But, on Friday, it was just the cold body of Shrijana that left in a casket by a flight to New Delhi, on way to Kathmandu.
The 27-year-old post-graduate student of Soil Science and Agricultural Chemistry died in a freak accident on Tuesday evening, when her dupatta got caught in a soil grinder in the university laboratory and strangulated her.
Shrijana, who, with a 9.5 Overall Grade Point Average (OGPA), was waiting to bring laurels to her family and institution by topping her post-graduate course, was only left with wreaths. Her family, teachers and friends just could not believe she was gone.
The post-mortem took place on Friday morning after Mr. Gairhi arrived from Kathmandu on Thursday night to identify the body of his daughter. The mood at the Coimbatore Medical College Hospital morgue was one of acute loss and frustration that the life of so young and promising a person was snuffed out.
G. Kanaka, a PG student, who first spotted Shrijana lying motionless on the floor of the laboratory, recalled painfully how they sprinkled water on her face to revive her thinking she had only fainted. It was only after they saw the marks on her neck they realised the gravity of the situation.
Though their tears had dried up by Friday, two days after she died, the grief and sense of loss was still intense. All those who were at the hospital on Thursday night when the father identified the body, also turned up there on Friday to bid farewell to Shrijana.
The university ensured that Shrijana’s last journey was peaceful. It not only bore the expense of the journey to Kathmandu, but also involved its wide network of alumni in New Delhi to ensure the family had a smooth passage back home.
Said to have excelled at every stage of her education, a determined Shrijana had broken the walls of tradition to prove to her people that girls in Nepal could also study well when given a chance.
While most of the girls back home got married at the age of 16 or 17, she went on to study B.Sc. Agriculture in Rampur College in Nepal and emerged university second. Though she started working on a project after graduation, her heart was into learning more.
Getting to know about TNAU from Subash Ghimire, son of a family friend pursuing second year M.Sc. in Agricultural Economics in the university, she applied through the Embassy of Nepal and got selected on a scholarship.

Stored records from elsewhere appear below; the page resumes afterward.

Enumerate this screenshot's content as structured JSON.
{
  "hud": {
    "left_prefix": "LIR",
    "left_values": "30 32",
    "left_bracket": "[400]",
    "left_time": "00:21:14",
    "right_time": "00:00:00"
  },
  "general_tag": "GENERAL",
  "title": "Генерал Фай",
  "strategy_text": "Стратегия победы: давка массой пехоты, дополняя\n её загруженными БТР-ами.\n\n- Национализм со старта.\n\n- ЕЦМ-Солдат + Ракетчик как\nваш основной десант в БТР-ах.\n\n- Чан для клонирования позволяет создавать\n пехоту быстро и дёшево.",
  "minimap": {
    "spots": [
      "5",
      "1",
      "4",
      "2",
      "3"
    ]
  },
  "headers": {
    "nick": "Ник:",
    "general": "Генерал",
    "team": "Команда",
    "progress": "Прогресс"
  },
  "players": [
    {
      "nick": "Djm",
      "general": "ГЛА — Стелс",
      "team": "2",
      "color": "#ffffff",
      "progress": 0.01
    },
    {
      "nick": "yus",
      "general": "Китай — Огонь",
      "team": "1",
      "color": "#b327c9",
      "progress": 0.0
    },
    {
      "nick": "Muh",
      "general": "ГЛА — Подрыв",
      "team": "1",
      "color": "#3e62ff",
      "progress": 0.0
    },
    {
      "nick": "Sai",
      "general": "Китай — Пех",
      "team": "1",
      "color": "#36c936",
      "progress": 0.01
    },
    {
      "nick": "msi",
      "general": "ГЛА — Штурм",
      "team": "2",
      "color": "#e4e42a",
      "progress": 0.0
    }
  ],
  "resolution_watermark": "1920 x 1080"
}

Subash, now working in Delhi, said since she was so interested in studying and taking up progressive agriculture that her parents agreed to her wishes and sent her to India to study. And, that’s not all. She had even convinced her parents to send her abroad to pursue her doctoral studies in soil science.
“She was so focussed in her aim that she had even told her parents to find a groom who would agree to her studying abroad or would himself be interested in doing so,” he told this reporter.
The only daughter of Mr. Gairhi and Afsara Gairhi, Shrijana had just two months to complete her course when fate cut her life short.
Though Mr. Gairhi wanted to recall many pleasant memories of his daughter, the emotionally drained father in him could manage only a few words in a smattering of Hindi and English. He had let her pursue her dreams, which only died with her here.